How to complete this task: Would you print all of the entries exactly, please, but without their pictures?

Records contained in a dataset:
★ ★ ★ ★ ★

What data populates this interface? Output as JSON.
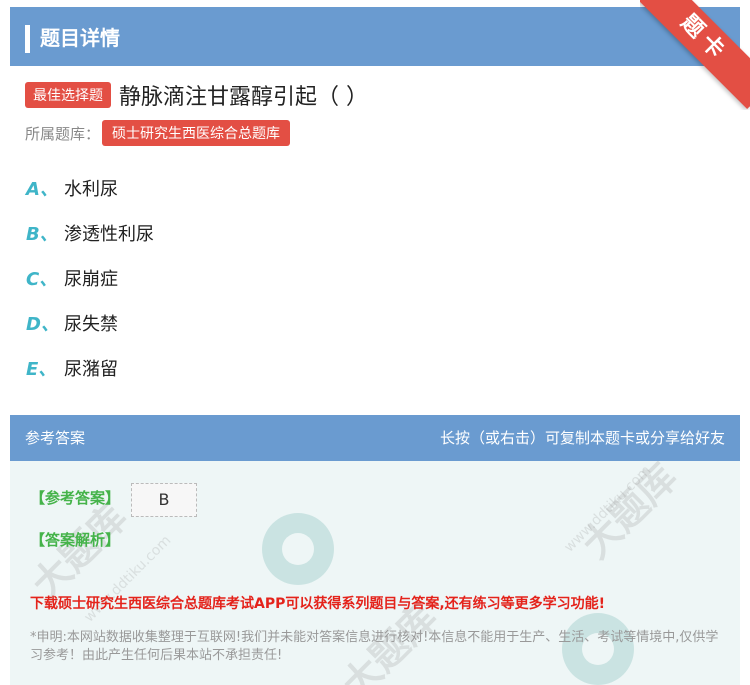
{
  "header": {
    "title": "题目详情"
  },
  "corner_badge": "题卡",
  "question": {
    "type_badge": "最佳选择题",
    "text": "静脉滴注甘露醇引起（ ）",
    "library_label": "所属题库：",
    "library_name": "硕士研究生西医综合总题库"
  },
  "options": [
    {
      "letter": "A",
      "sep": "、",
      "text": "水利尿"
    },
    {
      "letter": "B",
      "sep": "、",
      "text": "渗透性利尿"
    },
    {
      "letter": "C",
      "sep": "、",
      "text": "尿崩症"
    },
    {
      "letter": "D",
      "sep": "、",
      "text": "尿失禁"
    },
    {
      "letter": "E",
      "sep": "、",
      "text": "尿潴留"
    }
  ],
  "answer_bar": {
    "left": "参考答案",
    "right": "长按（或右击）可复制本题卡或分享给好友"
  },
  "answer": {
    "answer_label": "【参考答案】",
    "answer_value": "B",
    "analysis_label": "【答案解析】",
    "promo": "下载硕士研究生西医综合总题库考试APP可以获得系列题目与答案,还有练习等更多学习功能!",
    "disclaimer": "*申明:本网站数据收集整理于互联网!我们并未能对答案信息进行核对!本信息不能用于生产、生活、考试等情境中,仅供学习参考！由此产生任何后果本站不承担责任!"
  },
  "colors": {
    "header": "#6a9bd0",
    "badge": "#e34f44",
    "option_letter": "#3fb5c8",
    "green": "#45b34a",
    "promo": "#e4231b"
  }
}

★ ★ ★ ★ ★

Result:
What data populates this interface? Output as JSON.
{
  "header": {
    "title": "题目详情"
  },
  "corner_badge": "题卡",
  "question": {
    "type_badge": "最佳选择题",
    "text": "静脉滴注甘露醇引起（ ）",
    "library_label": "所属题库：",
    "library_name": "硕士研究生西医综合总题库"
  },
  "options": [
    {
      "letter": "A",
      "sep": "、",
      "text": "水利尿"
    },
    {
      "letter": "B",
      "sep": "、",
      "text": "渗透性利尿"
    },
    {
      "letter": "C",
      "sep": "、",
      "text": "尿崩症"
    },
    {
      "letter": "D",
      "sep": "、",
      "text": "尿失禁"
    },
    {
      "letter": "E",
      "sep": "、",
      "text": "尿潴留"
    }
  ],
  "answer_bar": {
    "left": "参考答案",
    "right": "长按（或右击）可复制本题卡或分享给好友"
  },
  "answer": {
    "answer_label": "【参考答案】",
    "answer_value": "B",
    "analysis_label": "【答案解析】",
    "promo": "下载硕士研究生西医综合总题库考试APP可以获得系列题目与答案,还有练习等更多学习功能!",
    "disclaimer": "*申明:本网站数据收集整理于互联网!我们并未能对答案信息进行核对!本信息不能用于生产、生活、考试等情境中,仅供学习参考！由此产生任何后果本站不承担责任!"
  },
  "colors": {
    "header": "#6a9bd0",
    "badge": "#e34f44",
    "option_letter": "#3fb5c8",
    "green": "#45b34a",
    "promo": "#e4231b"
  }
}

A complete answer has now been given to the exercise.